Home Depression Real Stories  

The Slacker Perfectionist


Posted by Ophelia : Dec 4, 2011

Right now, I am 16 years old and in 11th grade. I have been in and out of social worker offices since I was 12 years old with various problems, mainly connected with self esteem and social anxiety. What I don't get is that, after 4 years of tiresome visits and going around in circles, they have diagnosed me with a major depression that in the beginning was dysthemia, its symptoms believed to be part of my finicky personality. I had tantrums, bouts of sadness and hostility, it began with me threatening suicide at the age of 12 and childishly trying to cut my wrists deep enough. My mother was often unstable, releasing all her frustrations on me when I refused to do something. I was left with a sense that everything was my fault, blaming myself for not being able to achieve what other kids my age achieved, setting my standards even higher. This led to self sacrificing, pessimism, neurotic perfectionism and self hatred.

My family had its issues as so did many other households but there were arguments that just triggered my self sacrificing for happiness, there was always some unspoken issues in our house, those sensitive subjects that tore us up silently from the inside out. When I reached high school, the perfectionism and self criticizing behavior got worse and worse. Procrastination began to set in from the simplest tasks and I was diagnosed with a learning disorder. English was a strong suite, so was history but I was and still am failing classes miserably. The teachers all say that I am intelligent and insightful, easy to carry out a conversation with but not working up to my full potential that I could be due to poor concentration, skipping classes and not handing in work. It seems that the ability to control the situation has been lost completely; the amount of stress and work that exists has become unbearable and the skill to adapt to it is practically non existent. It only took them less than 15 minutes to diagnose and confirm, while I've been struggling with it for nearly half a decade not knowing what it was.

Even in this diagnoses, I am unable to accept my limits and constantly bring myself down, unable to improve. A vicious cycle as one would call it, of self hate and misery. Unable to move on as so many of my peers have, the thoughts of suicide constantly haunt me on my bleakest days. People like me, I just don't. If it wasn't for people and the knowledge that I would hurt them deeply, I wouldn't be here typing this entry. It still hurts to live in the knowledge that I lost all my ability to function and to adapt, to simply drift. I have good friends, known as a major slacker in school and teachers are beginning to lose all hope in my abilities. My mother still claims its teenage hormones. She apologized for her mistakes all those years back and I forgave her.

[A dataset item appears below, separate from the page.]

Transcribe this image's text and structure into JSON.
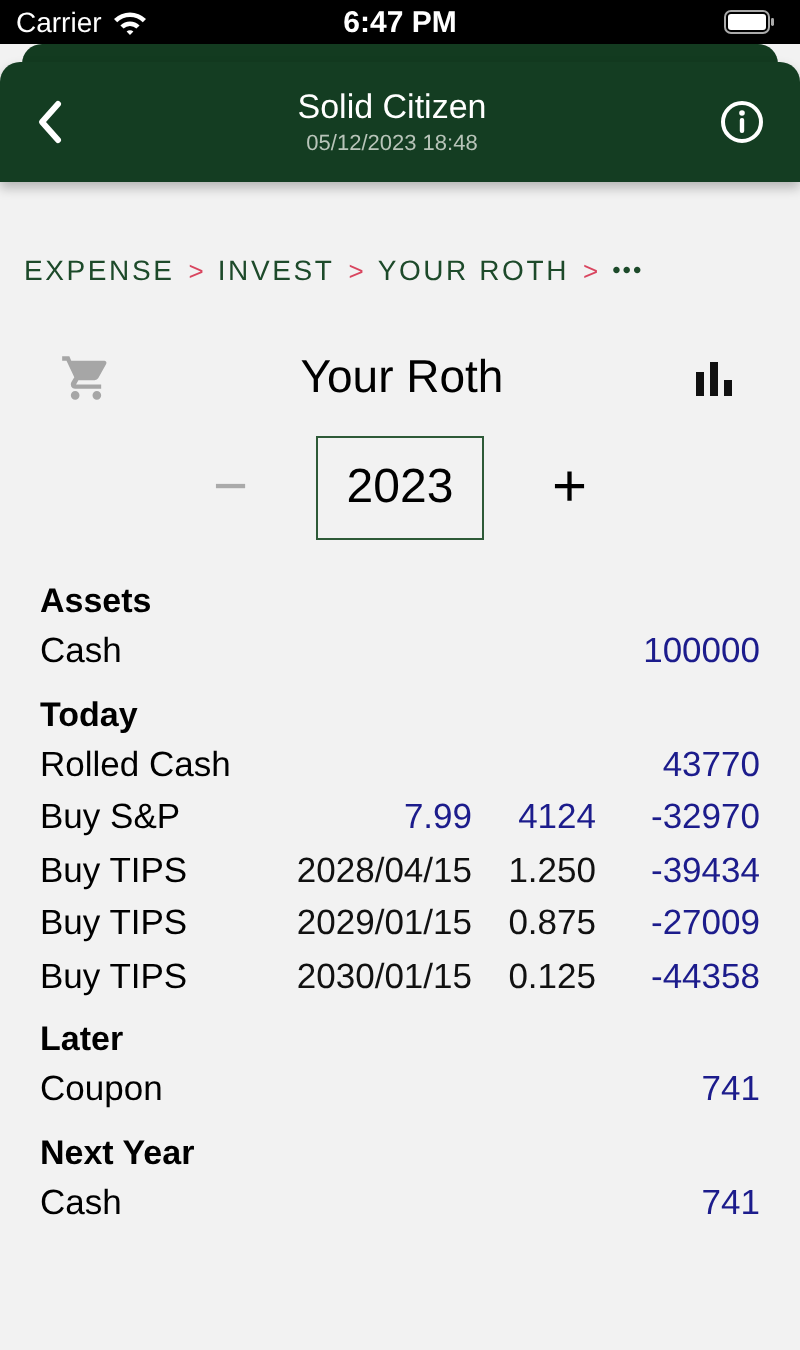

There is nothing to be done about the past, it created what I am today. Spiraling out of control. I don't want to care anymore, it will probably be the death of me either way. My feelings of worthlessness has caused me to lash out, at almost everyone I ever cared about; emotions often run so rampant that at times it feels like I'm drowning and other times its sickening numbness. The urge to isolate myself, starve, deprive myself of sleep, all methods of self destruction. Some might say its selfish, to intentionally sabotage myself so that in the end everything comes out wrong. I'm tired of living, agonizingly sinking into new levels of despair that I didn't even believe could be achieved. A shell of my former self, the worst injuries were caused in frustration, an inability to cope without a sense of pain and guilt.

No one at school knows whats going on in my head, my pride stops me from even mentioning it. I smile, crack witty jokes, laugh and converse. No one has a clue. I forget about it for those blissful moments, whether it be minutes or hours but eventually descend into my personal brand of hell.

Posted by Ophelia : Dec 4, 2011

Come and share your personal depression experiences so that others will also learn from your personal experiences with depression.

Send us your story about depression
Please note that all fields followed by an asterisk must be filled in.

Title of story
Facebook profile Link
Email address:*
Share your experience : *

Thank you for your sharing.

Sometimes crying or laughing
are the only options left,
and laughing feels better right now.

Stay Connected with DG


Current Issue

Self Help Leaflets

Take the help of our self help leaflets or booklets.

The DG Magazine

All about living with depression

More Depression Stories